Thus, the effort to establish a THAAD battery in South Korea is best understood as a part of the broader US effort to ring China and Russia with missiles and radar systems. The Global Network Against Weapons and Nuclear Power in Space has declared October 1-8 “Keep Space for Peace Week.” In concert with that effort they published the following poster which highlights the aggressive nature of US policy.
The Obama administration is well aware that South Koreans do not want to be dragged into a US confrontation with China or Russia and so it appears likely that the US and South Korean governments conspired to win popular support for the battery by encouraging South Koreans to believe that its sole purpose was to reduce the likelihood of a North Korea missile attack. However, things haven’t worked out as the two governments hoped.
Growing numbers of South Koreans are actively organizing in opposition to the battery. The resistance in Seongju grew so strong that the government was forced to announce that it would consider an alternative location. But the residents of Seongju, joined by a wider social movement, are demanding that the government renounce its willingness to host the battery.
The resistance has been spirited and creative as highlighted in this report from the blog Zoom in Korea:
The online “We the People” petition against THAAD deployment surpassed its goal of 100,000 signatures on August 10. The Seongju residents gathered for their 29th nightly candlelight vigil that evening were beaming with joy. The emcee shouted, “What day is today?” and the residents shouted back in unison, “The day we reached 100,000!” According to the White House petition website, any petition that garners 100,000 signatures in 30 days triggers an official response from the White House within 60 days of the date that the goal is reached.
To be sure, waging an online petition campaign in Seongju was no easy task.
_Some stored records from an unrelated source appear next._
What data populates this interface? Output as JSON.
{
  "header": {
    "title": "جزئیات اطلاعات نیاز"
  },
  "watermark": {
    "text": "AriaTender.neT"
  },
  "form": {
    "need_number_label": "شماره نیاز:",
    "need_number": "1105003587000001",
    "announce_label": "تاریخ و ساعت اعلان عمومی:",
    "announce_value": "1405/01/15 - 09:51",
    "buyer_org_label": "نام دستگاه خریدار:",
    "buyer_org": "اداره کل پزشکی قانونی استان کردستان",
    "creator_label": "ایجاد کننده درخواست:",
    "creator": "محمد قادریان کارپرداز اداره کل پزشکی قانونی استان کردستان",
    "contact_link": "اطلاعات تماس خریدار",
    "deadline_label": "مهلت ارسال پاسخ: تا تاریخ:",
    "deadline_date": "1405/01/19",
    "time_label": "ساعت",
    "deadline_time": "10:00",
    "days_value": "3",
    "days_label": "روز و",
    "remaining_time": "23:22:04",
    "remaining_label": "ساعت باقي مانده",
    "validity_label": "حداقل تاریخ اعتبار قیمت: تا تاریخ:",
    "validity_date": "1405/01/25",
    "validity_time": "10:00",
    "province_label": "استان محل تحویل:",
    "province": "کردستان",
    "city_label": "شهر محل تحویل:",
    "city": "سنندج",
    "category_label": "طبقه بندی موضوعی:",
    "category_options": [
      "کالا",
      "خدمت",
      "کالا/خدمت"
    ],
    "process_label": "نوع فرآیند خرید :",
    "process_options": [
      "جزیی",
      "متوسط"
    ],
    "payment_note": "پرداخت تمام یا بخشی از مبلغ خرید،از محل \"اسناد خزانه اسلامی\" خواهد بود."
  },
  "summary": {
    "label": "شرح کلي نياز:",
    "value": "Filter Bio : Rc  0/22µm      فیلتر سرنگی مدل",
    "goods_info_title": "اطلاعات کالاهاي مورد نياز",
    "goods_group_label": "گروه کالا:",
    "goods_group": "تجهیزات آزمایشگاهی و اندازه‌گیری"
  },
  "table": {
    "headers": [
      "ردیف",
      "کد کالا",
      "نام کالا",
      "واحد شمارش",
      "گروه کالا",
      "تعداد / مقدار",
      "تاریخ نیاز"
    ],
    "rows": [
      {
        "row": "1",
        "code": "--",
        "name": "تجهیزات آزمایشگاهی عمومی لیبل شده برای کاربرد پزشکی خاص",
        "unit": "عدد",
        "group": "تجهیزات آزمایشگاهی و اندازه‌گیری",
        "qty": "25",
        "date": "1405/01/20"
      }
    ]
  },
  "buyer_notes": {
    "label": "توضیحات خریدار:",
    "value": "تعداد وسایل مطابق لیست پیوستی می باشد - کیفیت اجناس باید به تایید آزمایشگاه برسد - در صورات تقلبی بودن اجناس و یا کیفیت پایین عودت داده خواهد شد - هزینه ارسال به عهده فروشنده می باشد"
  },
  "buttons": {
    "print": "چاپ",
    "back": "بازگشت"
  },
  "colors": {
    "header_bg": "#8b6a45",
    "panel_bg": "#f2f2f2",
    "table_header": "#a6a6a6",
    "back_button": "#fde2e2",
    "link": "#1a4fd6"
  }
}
Most residents don’t have computers nor read English. The petition requires an email verification step, but most didn’t have email accounts. College students set up booths at the nightly candlelight vigils and patiently helped older residents through the process, starting with opening an email account.
The residents made clear that they are not appealing for sympathy from the White House. The petition campaign was a process of organizing the entire country beyond Seongju to demand that the United States rescind its THAAD decision and exert pressure on the White House.
“Until when do we hold the rain ceremony?” asked Lee Jae-dong, the chair of the Seongju branch of the Korean Peasants League and the emcee of the nightly candlelight vigils. “Until it rains!” replied the crowd. “Until when do we fight THAAD deployment?” he asked. “Until it’s rescinded!” replied Seongju residents in unison.
In August, a Veterans for Peace delegation traveled to South Korea to meet with Koreans resisting the deployment and to learn more about how best to build solidarity. Two members of the delegation were denied entry into the country by South Korean authorities.
We need to do our part in this struggle and not just out of sympathy for Koreans. The THAAD deployment, if successful, can only heighten tensions in the Asia-Pacific region and strengthen those forces in the US that seek to further militarize our own foreign and domestic policies.